Work instructions:
Give the listing below again in full, exactly as written.

Data for the task:

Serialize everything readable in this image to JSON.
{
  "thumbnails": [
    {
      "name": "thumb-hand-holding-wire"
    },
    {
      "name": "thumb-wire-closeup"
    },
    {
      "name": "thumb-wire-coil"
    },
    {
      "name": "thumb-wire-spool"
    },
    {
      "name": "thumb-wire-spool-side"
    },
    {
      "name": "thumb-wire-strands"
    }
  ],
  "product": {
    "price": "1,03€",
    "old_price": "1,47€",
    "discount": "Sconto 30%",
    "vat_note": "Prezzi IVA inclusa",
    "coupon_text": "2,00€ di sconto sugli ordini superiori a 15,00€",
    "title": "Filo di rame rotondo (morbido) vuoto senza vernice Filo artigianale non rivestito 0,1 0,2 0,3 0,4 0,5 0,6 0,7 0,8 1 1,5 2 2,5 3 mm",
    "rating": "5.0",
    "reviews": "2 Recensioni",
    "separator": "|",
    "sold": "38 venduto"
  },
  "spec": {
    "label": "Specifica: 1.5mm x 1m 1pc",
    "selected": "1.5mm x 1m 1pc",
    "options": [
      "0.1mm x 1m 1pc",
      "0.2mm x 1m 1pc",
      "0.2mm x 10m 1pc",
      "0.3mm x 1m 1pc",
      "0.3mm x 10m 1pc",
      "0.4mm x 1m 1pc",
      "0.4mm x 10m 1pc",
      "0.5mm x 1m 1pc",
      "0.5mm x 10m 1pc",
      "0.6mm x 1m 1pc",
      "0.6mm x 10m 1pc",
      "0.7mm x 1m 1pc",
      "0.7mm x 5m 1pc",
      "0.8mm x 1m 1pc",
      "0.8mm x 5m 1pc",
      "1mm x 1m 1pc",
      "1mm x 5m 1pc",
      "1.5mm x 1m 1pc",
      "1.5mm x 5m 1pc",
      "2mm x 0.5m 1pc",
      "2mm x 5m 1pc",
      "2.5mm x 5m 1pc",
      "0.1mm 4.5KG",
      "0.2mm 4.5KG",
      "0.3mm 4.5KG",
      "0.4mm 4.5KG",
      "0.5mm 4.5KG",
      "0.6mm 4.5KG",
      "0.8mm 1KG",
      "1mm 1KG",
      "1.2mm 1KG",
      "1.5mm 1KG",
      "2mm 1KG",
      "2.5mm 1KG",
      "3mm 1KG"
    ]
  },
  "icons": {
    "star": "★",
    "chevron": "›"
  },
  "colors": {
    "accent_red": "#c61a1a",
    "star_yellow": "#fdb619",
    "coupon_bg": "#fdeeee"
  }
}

Solution for this exercise:
Serialize everything readable in this image to JSON.
{
  "thumbnails": [
    {
      "name": "thumb-hand-holding-wire"
    },
    {
      "name": "thumb-wire-closeup"
    },
    {
      "name": "thumb-wire-coil"
    },
    {
      "name": "thumb-wire-spool"
    },
    {
      "name": "thumb-wire-spool-side"
    },
    {
      "name": "thumb-wire-strands"
    }
  ],
  "product": {
    "price": "1,03€",
    "old_price": "1,47€",
    "discount": "Sconto 30%",
    "vat_note": "Prezzi IVA inclusa",
    "coupon_text": "2,00€ di sconto sugli ordini superiori a 15,00€",
    "title": "Filo di rame rotondo (morbido) vuoto senza vernice Filo artigianale non rivestito 0,1 0,2 0,3 0,4 0,5 0,6 0,7 0,8 1 1,5 2 2,5 3 mm",
    "rating": "5.0",
    "reviews": "2 Recensioni",
    "separator": "|",
    "sold": "38 venduto"
  },
  "spec": {
    "label": "Specifica: 1.5mm x 1m 1pc",
    "selected": "1.5mm x 1m 1pc",
    "options": [
      "0.1mm x 1m 1pc",
      "0.2mm x 1m 1pc",
      "0.2mm x 10m 1pc",
      "0.3mm x 1m 1pc",
      "0.3mm x 10m 1pc",
      "0.4mm x 1m 1pc",
      "0.4mm x 10m 1pc",
      "0.5mm x 1m 1pc",
      "0.5mm x 10m 1pc",
      "0.6mm x 1m 1pc",
      "0.6mm x 10m 1pc",
      "0.7mm x 1m 1pc",
      "0.7mm x 5m 1pc",
      "0.8mm x 1m 1pc",
      "0.8mm x 5m 1pc",
      "1mm x 1m 1pc",
      "1mm x 5m 1pc",
      "1.5mm x 1m 1pc",
      "1.5mm x 5m 1pc",
      "2mm x 0.5m 1pc",
      "2mm x 5m 1pc",
      "2.5mm x 5m 1pc",
      "0.1mm 4.5KG",
      "0.2mm 4.5KG",
      "0.3mm 4.5KG",
      "0.4mm 4.5KG",
      "0.5mm 4.5KG",
      "0.6mm 4.5KG",
      "0.8mm 1KG",
      "1mm 1KG",
      "1.2mm 1KG",
      "1.5mm 1KG",
      "2mm 1KG",
      "2.5mm 1KG",
      "3mm 1KG"
    ]
  },
  "icons": {
    "star": "★",
    "chevron": "›"
  },
  "colors": {
    "accent_red": "#c61a1a",
    "star_yellow": "#fdb619",
    "coupon_bg": "#fdeeee"
  }
}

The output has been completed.